Mr Hoyer waited and hoped until almost the end of the charges, when they read the name of Peter Wang, who was shot four times in the head. The gunman had said he watched his head explode like a water balloon.
The verdict remained life in prison.
“Our justice system should have been used to punish this shooter to the fullest extent of the law,” said Tony Montalto, who lost his 14-year-old daughter Gina in the shooting.
“Not as an act of revenge, but to protect our nation’s schools and to stop others from attacking the future of this country.”
As the judge spoke, Mr Montalto – who now heads a non-profit advocating for school safety reforms – was seen in the fifth row shaking his head vigorously and wrapping his arm around his wife Jennifer.
Corey Hixon got up and left the room when he heard the killer would receive a life sentence, not the death penalty, for his father Christopher’s murder.
The elder Hixon – the athletics director at Marjory Stoneman Douglas High School and a former US Navy reservist who once deployed to Iraq – died after running towards the gunfire in an effort to shield students.
Mr Hixon’s widow Debra said: “What this verdict says to me is that [the gunman’s] life meant more than the 17 that were murdered, the 17 [others] that were shot, and the thousands of people in that school and community that are traumatised every single day.”
The trial at the Broward County Courthouse – some 30 miles south-east of the scene of the shooting – was an extremely rare legal proceeding.

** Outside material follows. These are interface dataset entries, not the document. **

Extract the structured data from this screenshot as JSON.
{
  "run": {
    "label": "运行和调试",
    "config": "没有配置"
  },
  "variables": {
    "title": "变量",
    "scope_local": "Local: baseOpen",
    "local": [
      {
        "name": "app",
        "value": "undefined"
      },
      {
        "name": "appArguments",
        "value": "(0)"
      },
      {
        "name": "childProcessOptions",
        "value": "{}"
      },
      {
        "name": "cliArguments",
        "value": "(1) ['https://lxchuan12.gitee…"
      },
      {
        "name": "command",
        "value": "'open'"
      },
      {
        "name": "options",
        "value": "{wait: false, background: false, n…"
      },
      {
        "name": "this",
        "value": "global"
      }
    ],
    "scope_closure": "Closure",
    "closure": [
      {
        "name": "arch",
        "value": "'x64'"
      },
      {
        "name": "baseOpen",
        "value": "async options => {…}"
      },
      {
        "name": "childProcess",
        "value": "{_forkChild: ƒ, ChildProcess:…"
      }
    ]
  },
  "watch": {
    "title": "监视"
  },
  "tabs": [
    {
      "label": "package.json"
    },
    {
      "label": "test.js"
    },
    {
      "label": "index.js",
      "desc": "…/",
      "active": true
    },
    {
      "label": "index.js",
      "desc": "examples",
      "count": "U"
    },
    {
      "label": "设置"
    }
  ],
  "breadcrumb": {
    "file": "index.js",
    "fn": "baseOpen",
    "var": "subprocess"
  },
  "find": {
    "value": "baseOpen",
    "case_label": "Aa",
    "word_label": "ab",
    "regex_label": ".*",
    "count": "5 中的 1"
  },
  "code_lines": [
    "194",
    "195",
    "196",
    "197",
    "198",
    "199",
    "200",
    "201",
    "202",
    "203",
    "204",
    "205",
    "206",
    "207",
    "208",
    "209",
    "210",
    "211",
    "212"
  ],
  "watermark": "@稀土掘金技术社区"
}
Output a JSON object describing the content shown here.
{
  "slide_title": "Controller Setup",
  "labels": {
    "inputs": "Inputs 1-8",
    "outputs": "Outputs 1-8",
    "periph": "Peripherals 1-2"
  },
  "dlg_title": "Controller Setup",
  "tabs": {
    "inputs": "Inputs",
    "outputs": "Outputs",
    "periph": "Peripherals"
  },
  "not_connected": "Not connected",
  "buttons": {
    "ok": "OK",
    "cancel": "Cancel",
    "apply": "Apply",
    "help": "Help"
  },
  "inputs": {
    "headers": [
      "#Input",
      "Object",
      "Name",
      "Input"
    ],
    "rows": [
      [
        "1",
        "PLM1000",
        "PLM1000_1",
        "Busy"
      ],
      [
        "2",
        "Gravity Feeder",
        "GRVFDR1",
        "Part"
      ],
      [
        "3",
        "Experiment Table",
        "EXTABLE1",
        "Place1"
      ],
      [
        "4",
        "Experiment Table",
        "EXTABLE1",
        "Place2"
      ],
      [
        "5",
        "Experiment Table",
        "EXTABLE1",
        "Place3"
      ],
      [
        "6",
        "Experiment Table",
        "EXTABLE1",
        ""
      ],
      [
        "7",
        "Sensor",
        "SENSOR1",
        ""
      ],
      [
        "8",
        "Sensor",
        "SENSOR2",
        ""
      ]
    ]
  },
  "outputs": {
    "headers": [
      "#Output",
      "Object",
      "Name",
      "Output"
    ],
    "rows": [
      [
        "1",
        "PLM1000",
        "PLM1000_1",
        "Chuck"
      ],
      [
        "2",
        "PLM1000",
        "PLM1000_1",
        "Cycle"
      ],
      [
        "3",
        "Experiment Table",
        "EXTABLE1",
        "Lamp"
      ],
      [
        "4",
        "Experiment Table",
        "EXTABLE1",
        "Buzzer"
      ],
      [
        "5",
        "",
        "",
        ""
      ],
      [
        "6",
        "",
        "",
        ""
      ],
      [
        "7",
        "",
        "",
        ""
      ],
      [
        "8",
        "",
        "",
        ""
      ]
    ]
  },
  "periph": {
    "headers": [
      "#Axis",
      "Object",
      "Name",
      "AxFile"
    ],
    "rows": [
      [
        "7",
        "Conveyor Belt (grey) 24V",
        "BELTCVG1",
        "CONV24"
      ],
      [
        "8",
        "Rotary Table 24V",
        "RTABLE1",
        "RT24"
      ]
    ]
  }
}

The gunman had already pleaded guilty on 34 criminal counts – 17 counts of murder and 17 counts of attempted murder – last October, so jurors were only deciding his sentence.
The last time a mass shooter faced a trial of this kind was in 2017, when the white supremacist who fatally shot nine black churchgoers in Charleston, South Carolina, was sentenced to death.
But this was the deadliest shooting ever to go to trial. That’s because most attackers are either killed by law enforcement in the course of their rampage or take their own lives in its immediate aftermath.
Another individual who killed 23 people at a Walmart department store in El Paso, Texas, in 2019, could face a similar trial next year.
The Parkland trial was delayed and slowed on several occasions, including by the Covid-19 pandemic and Hurricane Ian a fortnight ago.
Jury selection began in April and it took nearly three months to winnow down 1,800 people to a panel of 12, with 10 alternates. In turn, those 22 jurors heard more than three months of testimony.
Sequestered and without access to mobile phones or television, the jury deliberated for roughly seven hours before recommending a life sentence, without the possibility of parole.
A formal sentencing will take place on 1 November, but many left Thursday’s proceedings feeling deflated.
Fred Guttenberg told the BBC last year he “won’t ever stop” fighting to honour his daughter Jaime’s memory.
The 14-year-old’s death has transformed Mr Guttenberg’s life and he is now one of the most well-known advocates for gun control in the country.
“I was prepared for the rest of my life to seek justice,” he said after the verdict. “And I could not be more disappointed in what happened today.”